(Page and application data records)
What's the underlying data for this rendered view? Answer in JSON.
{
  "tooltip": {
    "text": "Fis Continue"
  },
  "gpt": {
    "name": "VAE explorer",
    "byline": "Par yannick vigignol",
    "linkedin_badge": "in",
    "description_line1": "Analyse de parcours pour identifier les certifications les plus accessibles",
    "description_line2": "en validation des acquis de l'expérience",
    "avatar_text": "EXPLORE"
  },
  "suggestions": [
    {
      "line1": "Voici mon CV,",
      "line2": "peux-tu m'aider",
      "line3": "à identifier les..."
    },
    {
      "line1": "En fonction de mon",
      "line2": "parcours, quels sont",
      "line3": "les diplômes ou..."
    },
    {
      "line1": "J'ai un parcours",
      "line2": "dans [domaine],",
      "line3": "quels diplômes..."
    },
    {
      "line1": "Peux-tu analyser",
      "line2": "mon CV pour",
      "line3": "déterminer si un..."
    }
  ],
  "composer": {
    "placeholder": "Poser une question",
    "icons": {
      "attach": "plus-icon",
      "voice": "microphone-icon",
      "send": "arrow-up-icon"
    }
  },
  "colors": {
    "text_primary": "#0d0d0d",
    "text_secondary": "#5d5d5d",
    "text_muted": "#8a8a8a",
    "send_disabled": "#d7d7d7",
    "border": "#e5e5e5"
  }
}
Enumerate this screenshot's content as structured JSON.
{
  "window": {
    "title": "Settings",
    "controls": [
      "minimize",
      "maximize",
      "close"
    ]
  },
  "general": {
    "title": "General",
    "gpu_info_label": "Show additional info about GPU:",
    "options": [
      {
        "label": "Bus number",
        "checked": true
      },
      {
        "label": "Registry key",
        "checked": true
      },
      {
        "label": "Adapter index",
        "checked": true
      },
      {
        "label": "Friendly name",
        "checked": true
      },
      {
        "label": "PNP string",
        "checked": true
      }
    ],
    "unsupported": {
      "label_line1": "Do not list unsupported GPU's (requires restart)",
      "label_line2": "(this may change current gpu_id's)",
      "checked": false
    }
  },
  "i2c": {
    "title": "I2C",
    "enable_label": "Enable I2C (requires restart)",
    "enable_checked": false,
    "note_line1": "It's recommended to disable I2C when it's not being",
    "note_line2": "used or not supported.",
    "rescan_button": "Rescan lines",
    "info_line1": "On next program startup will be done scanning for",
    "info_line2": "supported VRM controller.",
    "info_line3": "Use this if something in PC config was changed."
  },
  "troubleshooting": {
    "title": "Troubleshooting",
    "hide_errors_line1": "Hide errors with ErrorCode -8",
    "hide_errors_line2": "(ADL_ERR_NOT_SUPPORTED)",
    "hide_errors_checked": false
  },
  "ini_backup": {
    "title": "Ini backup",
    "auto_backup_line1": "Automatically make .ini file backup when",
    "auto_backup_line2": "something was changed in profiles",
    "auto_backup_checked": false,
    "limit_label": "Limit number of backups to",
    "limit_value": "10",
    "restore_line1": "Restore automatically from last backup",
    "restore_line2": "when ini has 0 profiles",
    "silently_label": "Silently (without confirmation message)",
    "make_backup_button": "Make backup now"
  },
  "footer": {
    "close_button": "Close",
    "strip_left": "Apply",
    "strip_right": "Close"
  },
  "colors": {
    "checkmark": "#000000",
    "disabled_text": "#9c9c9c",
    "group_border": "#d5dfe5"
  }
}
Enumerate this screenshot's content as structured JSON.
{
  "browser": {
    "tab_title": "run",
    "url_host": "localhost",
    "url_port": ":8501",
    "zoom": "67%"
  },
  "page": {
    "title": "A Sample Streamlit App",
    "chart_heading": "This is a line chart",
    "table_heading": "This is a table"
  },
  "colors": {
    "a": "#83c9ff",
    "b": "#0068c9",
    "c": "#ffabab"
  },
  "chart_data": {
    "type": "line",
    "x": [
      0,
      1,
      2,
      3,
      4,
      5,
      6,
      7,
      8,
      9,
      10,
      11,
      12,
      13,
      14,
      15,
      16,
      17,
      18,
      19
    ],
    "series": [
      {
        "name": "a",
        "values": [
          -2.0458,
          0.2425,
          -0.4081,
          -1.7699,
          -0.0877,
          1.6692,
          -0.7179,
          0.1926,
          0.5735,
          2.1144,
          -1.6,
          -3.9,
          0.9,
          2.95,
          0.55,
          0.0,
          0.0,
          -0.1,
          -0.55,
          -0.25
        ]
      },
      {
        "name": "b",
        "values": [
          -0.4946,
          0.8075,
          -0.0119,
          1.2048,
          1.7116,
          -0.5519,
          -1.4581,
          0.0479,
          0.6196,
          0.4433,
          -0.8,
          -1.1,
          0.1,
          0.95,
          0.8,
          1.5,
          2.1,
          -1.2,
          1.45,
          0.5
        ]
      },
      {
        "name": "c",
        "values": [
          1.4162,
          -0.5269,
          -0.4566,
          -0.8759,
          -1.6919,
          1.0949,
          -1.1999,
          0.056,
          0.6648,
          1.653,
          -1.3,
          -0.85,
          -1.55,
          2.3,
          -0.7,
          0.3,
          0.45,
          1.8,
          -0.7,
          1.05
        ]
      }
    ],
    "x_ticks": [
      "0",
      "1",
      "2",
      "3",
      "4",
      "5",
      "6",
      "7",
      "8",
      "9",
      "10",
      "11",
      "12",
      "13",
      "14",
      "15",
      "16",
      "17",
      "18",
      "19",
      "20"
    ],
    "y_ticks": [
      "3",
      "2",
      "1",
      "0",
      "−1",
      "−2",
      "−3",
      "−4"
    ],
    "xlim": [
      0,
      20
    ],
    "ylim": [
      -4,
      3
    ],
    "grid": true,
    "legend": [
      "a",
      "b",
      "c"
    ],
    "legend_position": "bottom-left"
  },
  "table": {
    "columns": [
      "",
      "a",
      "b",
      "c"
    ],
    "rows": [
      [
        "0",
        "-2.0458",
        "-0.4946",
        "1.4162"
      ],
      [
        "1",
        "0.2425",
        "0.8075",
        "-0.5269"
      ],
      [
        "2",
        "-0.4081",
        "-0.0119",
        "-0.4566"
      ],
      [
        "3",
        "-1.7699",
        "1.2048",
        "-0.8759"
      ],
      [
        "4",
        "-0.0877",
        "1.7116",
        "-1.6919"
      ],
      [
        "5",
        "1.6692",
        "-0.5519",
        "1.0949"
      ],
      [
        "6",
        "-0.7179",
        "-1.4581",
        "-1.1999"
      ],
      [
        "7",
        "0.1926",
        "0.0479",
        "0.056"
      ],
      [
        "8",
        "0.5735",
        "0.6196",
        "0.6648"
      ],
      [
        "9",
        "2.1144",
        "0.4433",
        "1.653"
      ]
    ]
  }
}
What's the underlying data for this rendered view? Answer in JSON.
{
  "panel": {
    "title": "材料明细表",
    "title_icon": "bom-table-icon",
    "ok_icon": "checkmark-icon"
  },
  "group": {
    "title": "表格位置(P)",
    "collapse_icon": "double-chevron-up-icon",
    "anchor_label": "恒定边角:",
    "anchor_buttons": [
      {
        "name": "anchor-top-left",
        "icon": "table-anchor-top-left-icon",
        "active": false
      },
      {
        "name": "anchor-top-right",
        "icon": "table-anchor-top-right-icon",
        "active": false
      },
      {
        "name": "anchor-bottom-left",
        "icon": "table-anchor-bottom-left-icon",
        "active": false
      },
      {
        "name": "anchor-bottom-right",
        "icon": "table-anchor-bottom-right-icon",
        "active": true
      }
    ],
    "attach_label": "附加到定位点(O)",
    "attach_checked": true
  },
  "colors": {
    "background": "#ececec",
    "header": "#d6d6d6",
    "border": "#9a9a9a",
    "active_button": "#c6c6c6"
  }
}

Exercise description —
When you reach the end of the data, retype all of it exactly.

Result for this task —
What's the underlying data for this rendered view? Answer in JSON.
{
  "tooltip": {
    "text": "Fis Continue"
  },
  "gpt": {
    "name": "VAE explorer",
    "byline": "Par yannick vigignol",
    "linkedin_badge": "in",
    "description_line1": "Analyse de parcours pour identifier les certifications les plus accessibles",
    "description_line2": "en validation des acquis de l'expérience",
    "avatar_text": "EXPLORE"
  },
  "suggestions": [
    {
      "line1": "Voici mon CV,",
      "line2": "peux-tu m'aider",
      "line3": "à identifier les..."
    },
    {
      "line1": "En fonction de mon",
      "line2": "parcours, quels sont",
      "line3": "les diplômes ou..."
    },
    {
      "line1": "J'ai un parcours",
      "line2": "dans [domaine],",
      "line3": "quels diplômes..."
    },
    {
      "line1": "Peux-tu analyser",
      "line2": "mon CV pour",
      "line3": "déterminer si un..."
    }
  ],
  "composer": {
    "placeholder": "Poser une question",
    "icons": {
      "attach": "plus-icon",
      "voice": "microphone-icon",
      "send": "arrow-up-icon"
    }
  },
  "colors": {
    "text_primary": "#0d0d0d",
    "text_secondary": "#5d5d5d",
    "text_muted": "#8a8a8a",
    "send_disabled": "#d7d7d7",
    "border": "#e5e5e5"
  }
}
Enumerate this screenshot's content as structured JSON.
{
  "window": {
    "title": "Settings",
    "controls": [
      "minimize",
      "maximize",
      "close"
    ]
  },
  "general": {
    "title": "General",
    "gpu_info_label": "Show additional info about GPU:",
    "options": [
      {
        "label": "Bus number",
        "checked": true
      },
      {
        "label": "Registry key",
        "checked": true
      },
      {
        "label": "Adapter index",
        "checked": true
      },
      {
        "label": "Friendly name",
        "checked": true
      },
      {
        "label": "PNP string",
        "checked": true
      }
    ],
    "unsupported": {
      "label_line1": "Do not list unsupported GPU's (requires restart)",
      "label_line2": "(this may change current gpu_id's)",
      "checked": false
    }
  },
  "i2c": {
    "title": "I2C",
    "enable_label": "Enable I2C (requires restart)",
    "enable_checked": false,
    "note_line1": "It's recommended to disable I2C when it's not being",
    "note_line2": "used or not supported.",
    "rescan_button": "Rescan lines",
    "info_line1": "On next program startup will be done scanning for",
    "info_line2": "supported VRM controller.",
    "info_line3": "Use this if something in PC config was changed."
  },
  "troubleshooting": {
    "title": "Troubleshooting",
    "hide_errors_line1": "Hide errors with ErrorCode -8",
    "hide_errors_line2": "(ADL_ERR_NOT_SUPPORTED)",
    "hide_errors_checked": false
  },
  "ini_backup": {
    "title": "Ini backup",
    "auto_backup_line1": "Automatically make .ini file backup when",
    "auto_backup_line2": "something was changed in profiles",
    "auto_backup_checked": false,
    "limit_label": "Limit number of backups to",
    "limit_value": "10",
    "restore_line1": "Restore automatically from last backup",
    "restore_line2": "when ini has 0 profiles",
    "silently_label": "Silently (without confirmation message)",
    "make_backup_button": "Make backup now"
  },
  "footer": {
    "close_button": "Close",
    "strip_left": "Apply",
    "strip_right": "Close"
  },
  "colors": {
    "checkmark": "#000000",
    "disabled_text": "#9c9c9c",
    "group_border": "#d5dfe5"
  }
}
Enumerate this screenshot's content as structured JSON.
{
  "browser": {
    "tab_title": "run",
    "url_host": "localhost",
    "url_port": ":8501",
    "zoom": "67%"
  },
  "page": {
    "title": "A Sample Streamlit App",
    "chart_heading": "This is a line chart",
    "table_heading": "This is a table"
  },
  "colors": {
    "a": "#83c9ff",
    "b": "#0068c9",
    "c": "#ffabab"
  },
  "chart_data": {
    "type": "line",
    "x": [
      0,
      1,
      2,
      3,
      4,
      5,
      6,
      7,
      8,
      9,
      10,
      11,
      12,
      13,
      14,
      15,
      16,
      17,
      18,
      19
    ],
    "series": [
      {
        "name": "a",
        "values": [
          -2.0458,
          0.2425,
          -0.4081,
          -1.7699,
          -0.0877,
          1.6692,
          -0.7179,
          0.1926,
          0.5735,
          2.1144,
          -1.6,
          -3.9,
          0.9,
          2.95,
          0.55,
          0.0,
          0.0,
          -0.1,
          -0.55,
          -0.25
        ]
      },
      {
        "name": "b",
        "values": [
          -0.4946,
          0.8075,
          -0.0119,
          1.2048,
          1.7116,
          -0.5519,
          -1.4581,
          0.0479,
          0.6196,
          0.4433,
          -0.8,
          -1.1,
          0.1,
          0.95,
          0.8,
          1.5,
          2.1,
          -1.2,
          1.45,
          0.5
        ]
      },
      {
        "name": "c",
        "values": [
          1.4162,
          -0.5269,
          -0.4566,
          -0.8759,
          -1.6919,
          1.0949,
          -1.1999,
          0.056,
          0.6648,
          1.653,
          -1.3,
          -0.85,
          -1.55,
          2.3,
          -0.7,
          0.3,
          0.45,
          1.8,
          -0.7,
          1.05
        ]
      }
    ],
    "x_ticks": [
      "0",
      "1",
      "2",
      "3",
      "4",
      "5",
      "6",
      "7",
      "8",
      "9",
      "10",
      "11",
      "12",
      "13",
      "14",
      "15",
      "16",
      "17",
      "18",
      "19",
      "20"
    ],
    "y_ticks": [
      "3",
      "2",
      "1",
      "0",
      "−1",
      "−2",
      "−3",
      "−4"
    ],
    "xlim": [
      0,
      20
    ],
    "ylim": [
      -4,
      3
    ],
    "grid": true,
    "legend": [
      "a",
      "b",
      "c"
    ],
    "legend_position": "bottom-left"
  },
  "table": {
    "columns": [
      "",
      "a",
      "b",
      "c"
    ],
    "rows": [
      [
        "0",
        "-2.0458",
        "-0.4946",
        "1.4162"
      ],
      [
        "1",
        "0.2425",
        "0.8075",
        "-0.5269"
      ],
      [
        "2",
        "-0.4081",
        "-0.0119",
        "-0.4566"
      ],
      [
        "3",
        "-1.7699",
        "1.2048",
        "-0.8759"
      ],
      [
        "4",
        "-0.0877",
        "1.7116",
        "-1.6919"
      ],
      [
        "5",
        "1.6692",
        "-0.5519",
        "1.0949"
      ],
      [
        "6",
        "-0.7179",
        "-1.4581",
        "-1.1999"
      ],
      [
        "7",
        "0.1926",
        "0.0479",
        "0.056"
      ],
      [
        "8",
        "0.5735",
        "0.6196",
        "0.6648"
      ],
      [
        "9",
        "2.1144",
        "0.4433",
        "1.653"
      ]
    ]
  }
}
What's the underlying data for this rendered view? Answer in JSON.
{
  "panel": {
    "title": "材料明细表",
    "title_icon": "bom-table-icon",
    "ok_icon": "checkmark-icon"
  },
  "group": {
    "title": "表格位置(P)",
    "collapse_icon": "double-chevron-up-icon",
    "anchor_label": "恒定边角:",
    "anchor_buttons": [
      {
        "name": "anchor-top-left",
        "icon": "table-anchor-top-left-icon",
        "active": false
      },
      {
        "name": "anchor-top-right",
        "icon": "table-anchor-top-right-icon",
        "active": false
      },
      {
        "name": "anchor-bottom-left",
        "icon": "table-anchor-bottom-left-icon",
        "active": false
      },
      {
        "name": "anchor-bottom-right",
        "icon": "table-anchor-bottom-right-icon",
        "active": true
      }
    ],
    "attach_label": "附加到定位点(O)",
    "attach_checked": true
  },
  "colors": {
    "background": "#ececec",
    "header": "#d6d6d6",
    "border": "#9a9a9a",
    "active_button": "#c6c6c6"
  }
}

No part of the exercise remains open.